Liberty, Equality, Fraternity, Ideology

In the midst of the current presidential race here in the U.S., with all the rhetoric about who’s out and who’s in (whether the framework in question regards presidential contenders or who has access to the citizenship that would allow a person to vote for them), I thought it might be time to share one of my favorite clips from A Pervert’s Guide to Ideology, one that I use in my classes quite a bit, in which Slavoj Žižek discusses the seeming universality of Beethoven’s 9th Symphony and, in particular, the “Ode to Joy”. “Unity” is always manufactured by exercising certain exclusions. A good thing to keep in mind during this presidential cycle as more candidates start dropping out and more political ads keep rolling in.

Setting a Limit

stalker

[Andrei Tarkovsky’s 1979 movie] “Stalker” is a film about a zone, a prohibited space where there are debris, remainders of aliens visiting us. And stalkers are people who specialized in smuggling foreigners who want to visit into this space where you get many magical objects. But the main among them is the room in the middle of this space, where it is claimed your desires will be realized…. [But] there is nothing specific about the zone. It’s purely a place where a certain limit is set. You set a limit, you put a certain zone off-limit, and although things remain exactly the way they were, it’s perceived as another place. Precisely as the place onto which you can project your beliefs, your fears,things from your inner space. In other words, the zone is ultimately the very whiteness of the cinematic screen.

– Slavoj Žižek, “The Pervert’s Guide to Cinema” (2006)

on Vimeo.

Whose (and Who) Rules?

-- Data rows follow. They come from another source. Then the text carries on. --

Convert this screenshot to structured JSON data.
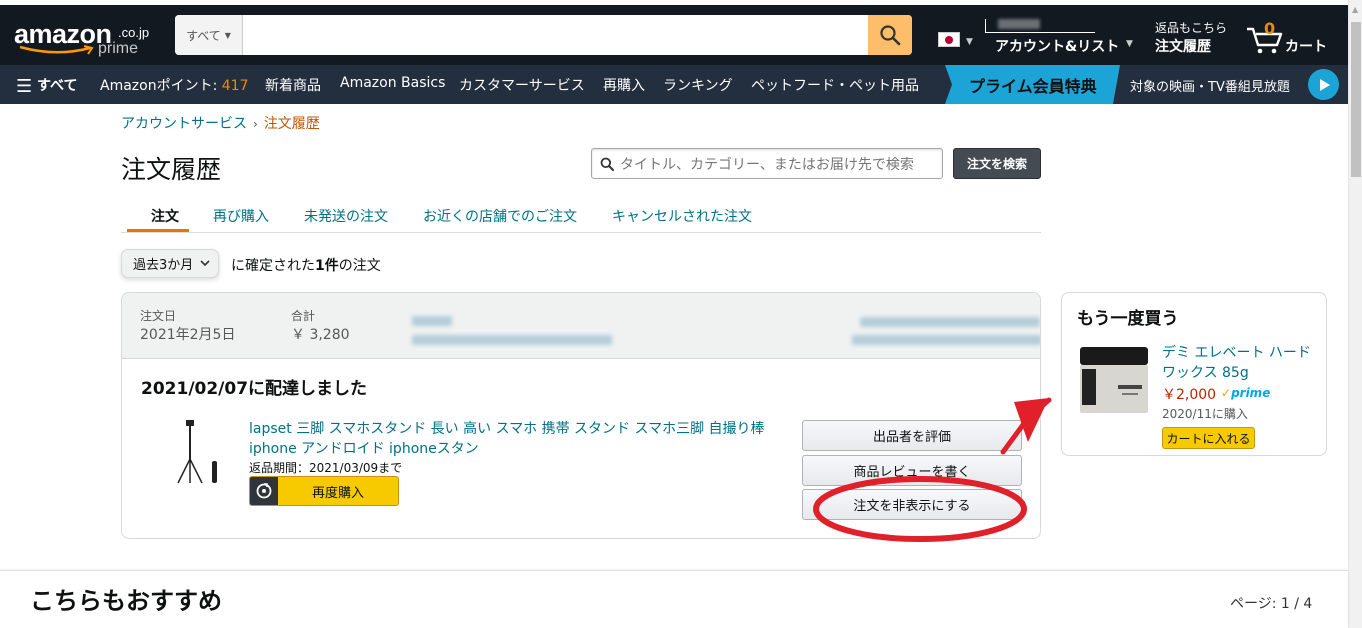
{
  "nav": {
    "logo_word": "amazon",
    "logo_domain": ".co.jp",
    "logo_prime": "prime",
    "search_category": "すべて",
    "search_placeholder": "",
    "account_main": "アカウント&リスト",
    "returns_line1": "返品もこちら",
    "returns_line2": "注文履歴",
    "cart_count": "0",
    "cart_label": "カート"
  },
  "subnav": {
    "all": "すべて",
    "points_label": "Amazonポイント: ",
    "points_value": "417",
    "items": [
      "新着商品",
      "Amazon Basics",
      "カスタマーサービス",
      "再購入",
      "ランキング",
      "ペットフード・ペット用品"
    ],
    "prime_banner": "プライム会員特典",
    "promo": "対象の映画・TV番組見放題"
  },
  "breadcrumb": {
    "parent": "アカウントサービス",
    "separator": "›",
    "current": "注文履歴"
  },
  "page_title": "注文履歴",
  "order_search": {
    "placeholder": "タイトル、カテゴリー、またはお届け先で検索",
    "button": "注文を検索"
  },
  "tabs": [
    "注文",
    "再び購入",
    "未発送の注文",
    "お近くの店舗でのご注文",
    "キャンセルされた注文"
  ],
  "filter": {
    "period": "過去3か月",
    "count_prefix": "に確定された",
    "count_bold": "1件",
    "count_suffix": "の注文"
  },
  "order": {
    "date_label": "注文日",
    "date_value": "2021年2月5日",
    "total_label": "合計",
    "total_value": "￥ 3,280",
    "delivery_status": "2021/02/07に配達しました",
    "product_title": "lapset 三脚 スマホスタンド 長い 高い スマホ 携帯 スタンド スマホ三脚 自撮り棒 iphone アンドロイド iphoneスタン",
    "return_window": "返品期間：2021/03/09まで",
    "rebuy_button": "再度購入",
    "actions": [
      "出品者を評価",
      "商品レビューを書く",
      "注文を非表示にする"
    ]
  },
  "buy_again": {
    "heading": "もう一度買う",
    "title": "デミ エレベート ハードワックス 85g",
    "price": "￥2,000",
    "prime": "prime",
    "date": "2020/11に購入",
    "cart_button": "カートに入れる"
  },
  "recommend": {
    "heading": "こちらもおすすめ",
    "page": "ページ: 1 / 4"
  },
  "colors": {
    "nav_bg": "#131921",
    "subnav_bg": "#232f3e",
    "link": "#007185",
    "accent_orange": "#f08804",
    "button_yellow": "#f7ca00",
    "annotation_red": "#e0202a"
  }
}
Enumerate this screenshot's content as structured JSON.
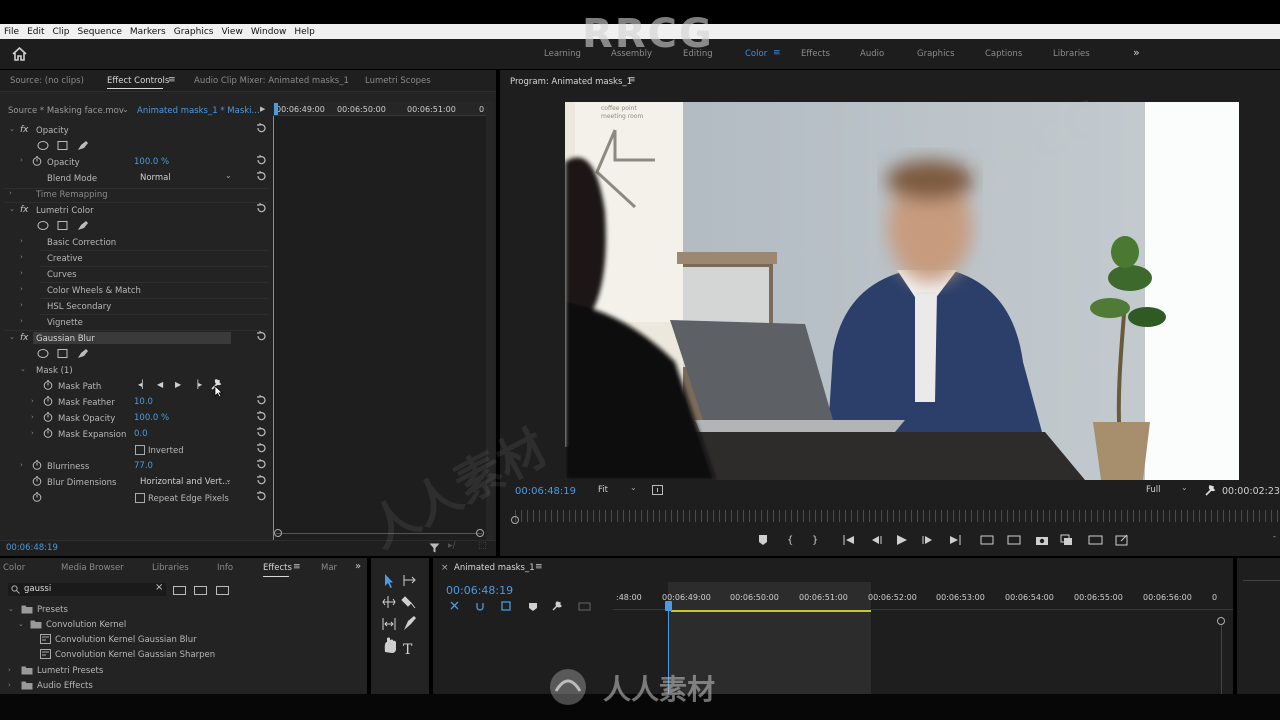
{
  "menu": [
    "File",
    "Edit",
    "Clip",
    "Sequence",
    "Markers",
    "Graphics",
    "View",
    "Window",
    "Help"
  ],
  "workspaces": [
    {
      "label": "Learning",
      "active": false
    },
    {
      "label": "Assembly",
      "active": false
    },
    {
      "label": "Editing",
      "active": false
    },
    {
      "label": "Color",
      "active": true
    },
    {
      "label": "Effects",
      "active": false
    },
    {
      "label": "Audio",
      "active": false
    },
    {
      "label": "Graphics",
      "active": false
    },
    {
      "label": "Captions",
      "active": false
    },
    {
      "label": "Libraries",
      "active": false
    }
  ],
  "watermark": {
    "top": "RRCG",
    "bottom": "人人素材",
    "diag1": "RRCG",
    "diag2": "人人素材"
  },
  "effect_panel": {
    "tabs": {
      "source": "Source: (no clips)",
      "effect_controls": "Effect Controls",
      "audio_mixer": "Audio Clip Mixer: Animated masks_1",
      "lumetri_scopes": "Lumetri Scopes"
    },
    "source_label": "Source * Masking face.mov",
    "sequence_label": "Animated masks_1 * Maski...",
    "ruler": [
      "00:06:49:00",
      "00:06:50:00",
      "00:06:51:00",
      "0"
    ],
    "opacity_section": "Opacity",
    "opacity_label": "Opacity",
    "opacity_value": "100.0 %",
    "blend_mode_label": "Blend Mode",
    "blend_mode_value": "Normal",
    "time_remapping": "Time Remapping",
    "lumetri_color": "Lumetri Color",
    "basic_correction": "Basic Correction",
    "creative": "Creative",
    "curves": "Curves",
    "color_wheels": "Color Wheels & Match",
    "hsl_secondary": "HSL Secondary",
    "vignette": "Vignette",
    "gaussian_blur": "Gaussian Blur",
    "mask_title": "Mask (1)",
    "mask_path": "Mask Path",
    "mask_feather_label": "Mask Feather",
    "mask_feather_value": "10.0",
    "mask_opacity_label": "Mask Opacity",
    "mask_opacity_value": "100.0 %",
    "mask_expansion_label": "Mask Expansion",
    "mask_expansion_value": "0.0",
    "inverted": "Inverted",
    "blurriness_label": "Blurriness",
    "blurriness_value": "77.0",
    "blur_dimensions_label": "Blur Dimensions",
    "blur_dimensions_value": "Horizontal and Vert...",
    "repeat_edge": "Repeat Edge Pixels",
    "timecode": "00:06:48:19"
  },
  "program": {
    "title": "Program: Animated masks_1",
    "timecode": "00:06:48:19",
    "fit": "Fit",
    "quality": "Full",
    "duration": "00:00:02:23"
  },
  "effects_panel": {
    "tabs": [
      "Color",
      "Media Browser",
      "Libraries",
      "Info",
      "Effects",
      "Mar"
    ],
    "search_value": "gaussi",
    "tree": [
      {
        "label": "Presets",
        "level": 0,
        "icon": "folder"
      },
      {
        "label": "Convolution Kernel",
        "level": 1,
        "icon": "folder"
      },
      {
        "label": "Convolution Kernel Gaussian Blur",
        "level": 2,
        "icon": "preset"
      },
      {
        "label": "Convolution Kernel Gaussian Sharpen",
        "level": 2,
        "icon": "preset"
      },
      {
        "label": "Lumetri Presets",
        "level": 0,
        "icon": "folder"
      },
      {
        "label": "Audio Effects",
        "level": 0,
        "icon": "folder"
      }
    ]
  },
  "timeline": {
    "tab": "Animated masks_1",
    "timecode": "00:06:48:19",
    "ruler": [
      ":48:00",
      "00:06:49:00",
      "00:06:50:00",
      "00:06:51:00",
      "00:06:52:00",
      "00:06:53:00",
      "00:06:54:00",
      "00:06:55:00",
      "00:06:56:00",
      "0"
    ]
  },
  "video_sign": {
    "line1": "coffee point",
    "line2": "meeting room"
  }
}
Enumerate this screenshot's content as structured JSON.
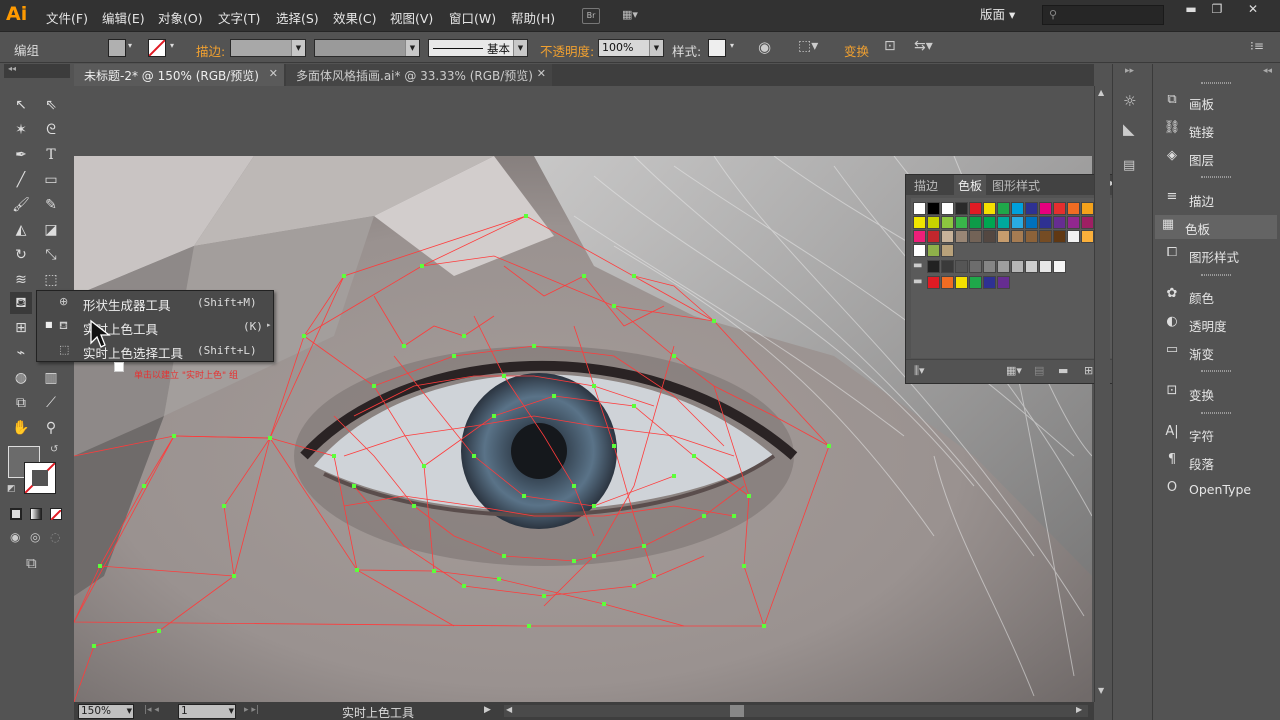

preservingthepastGains in Iraq, over the past several weeks, made by members of the Islamic State of Iraq and Syria (ISIS) have resulted in some news stories concerning their desecration and/or destruction of a variety of historic artifacts (click the above graphic for one example or here or even here and here for the latest). These stories bring to mind the outrage in the media in Europe and North America over the Taliban destroying the large statues of the Buddha carved into the mountains of the Bamiyan province of central Afghanistan, back in March of 2001 (see the below before/after photo, or click the image below for more information).

Bamiyan_before_and_after Continue reading “Whose (and Who) Rules?”

You Are What You Do

yogaHave you heard the latest in the “is yoga really religious?” debates?

One answer to the question of whether yoga really is a religious activity will soon be given by the Supreme Court in the country of its birth, India.

Last month, a pro-yoga group petitioned the court to make it a compulsory part of the school syllabus on health grounds — but state schools in India are avowedly secular. The court said it was uncomfortable with the idea, and will gather the views of minority groups in the coming weeks.

Continue reading “You Are What You Do”